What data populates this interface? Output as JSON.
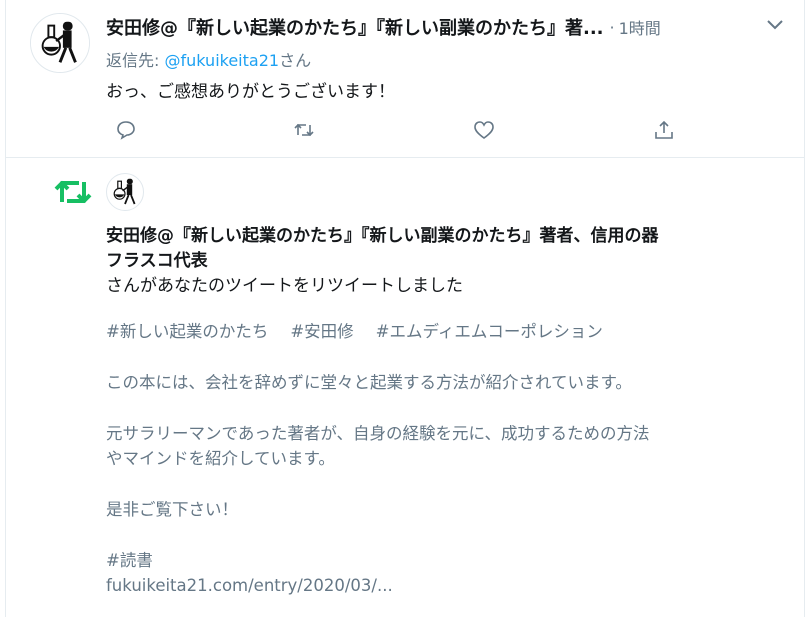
{
  "reply": {
    "author": "安田修@『新しい起業のかたち』『新しい副業のかたち』著...",
    "separator": "·",
    "time": "1時間",
    "reply_to_prefix": "返信先:",
    "reply_to_mention": "@fukuikeita21",
    "reply_to_suffix": "さん",
    "text": "おっ、ご感想ありがとうございます！",
    "icons": [
      "reply-icon",
      "retweet-icon",
      "like-icon",
      "share-icon",
      "chevron-down-icon"
    ]
  },
  "notification": {
    "user_line1": "安田修@『新しい起業のかたち』『新しい副業のかたち』著者、信用の器",
    "user_line2": "フラスコ代表",
    "action_text": "さんがあなたのツイートをリツイートしました",
    "icon_color": "#17bf63",
    "tweet": {
      "hashtags": [
        "#新しい起業のかたち",
        "#安田修",
        "#エムディエムコーポレション"
      ],
      "line1": "この本には、会社を辞めずに堂々と起業する方法が紹介されています。",
      "line2a": "元サラリーマンであった著者が、自身の経験を元に、成功するための方法",
      "line2b": "やマインドを紹介しています。",
      "line3": "是非ご覧下さい！",
      "tag": "#読書",
      "link": "fukuikeita21.com/entry/2020/03/..."
    }
  }
}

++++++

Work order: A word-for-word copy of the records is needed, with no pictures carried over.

Answer box:
What data populates this interface? Output as JSON.
{
  "reply": {
    "author": "安田修@『新しい起業のかたち』『新しい副業のかたち』著...",
    "separator": "·",
    "time": "1時間",
    "reply_to_prefix": "返信先:",
    "reply_to_mention": "@fukuikeita21",
    "reply_to_suffix": "さん",
    "text": "おっ、ご感想ありがとうございます！",
    "icons": [
      "reply-icon",
      "retweet-icon",
      "like-icon",
      "share-icon",
      "chevron-down-icon"
    ]
  },
  "notification": {
    "user_line1": "安田修@『新しい起業のかたち』『新しい副業のかたち』著者、信用の器",
    "user_line2": "フラスコ代表",
    "action_text": "さんがあなたのツイートをリツイートしました",
    "icon_color": "#17bf63",
    "tweet": {
      "hashtags": [
        "#新しい起業のかたち",
        "#安田修",
        "#エムディエムコーポレション"
      ],
      "line1": "この本には、会社を辞めずに堂々と起業する方法が紹介されています。",
      "line2a": "元サラリーマンであった著者が、自身の経験を元に、成功するための方法",
      "line2b": "やマインドを紹介しています。",
      "line3": "是非ご覧下さい！",
      "tag": "#読書",
      "link": "fukuikeita21.com/entry/2020/03/..."
    }
  }
}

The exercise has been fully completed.